You have read this far and see a whole bunch of references to individual Standards and specifications that address specific parts of the cloud-native geospatial ecosystem. Putting it all together requires practical application of these technologies, Standards, and specs in concert. Operation of the cloud ecosystem requires coordination of many disciplines and sometimes new architecture designs relative to our past use of monolithic systems (such as microservices and highly-composable systems). This is where the other half of the OGC is so critical. The OGC Innovation Program operates numerous initiatives each year to experiment with or pilot the capabilities listed above against real-world scenarios and deliver documentation and examples that can be re-used for many use cases.
A search of “cloud” in the Engineering Report repository returns reference to 20 documents, each highlighting practical application of the capabilities highlighted above and more. These documents can be put in the context of the cloud-native ecosystem as illustrated below.
As you can see, the Innovation Program initiatives have touched upon many aspects of the cloud ecosystem, even if only peripherally related to location technology. These Engineering Reports reference even more work of relevance and identify specific practices that are portable across many use cases. I also recommend the recent OGC Best Practice for Earth Observation Application Package, which details packaging and deployment of Earth Observation Exploitation Platforms, generally to a cloud environment.
Development and Maturation
In summary, I’ve touched upon a lot of Standards and resources and there are many more in the OGC and through our partner organizations. Each, literally EACH, of these efforts requires considerable investment in time and resources. The dedication of OGC Members to advance this work is becoming increasingly represented in the cloud ecosystem. The fact that so many major cloud service providers (e.g., AWS, Google, Microsoft, Oracle) are OGC Members highlights the relevance of OGC’s efforts in this domain.
The Standards are being matured and we have expert guidance on deployment and management of the capabilities. Expect to see dedicated developer and implementer resources from the OGC to foster consistent use of geospatial content in cloud ecosystems.
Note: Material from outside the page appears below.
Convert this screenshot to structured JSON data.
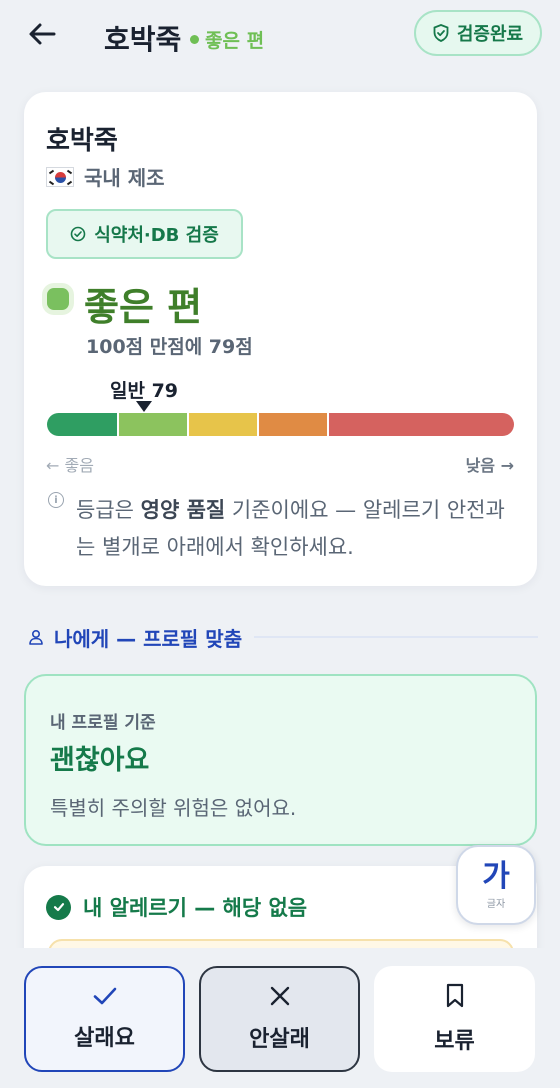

We will continue to research best practices, publish guidance, and identify capabilities offered by our members to sustain the entire location industry.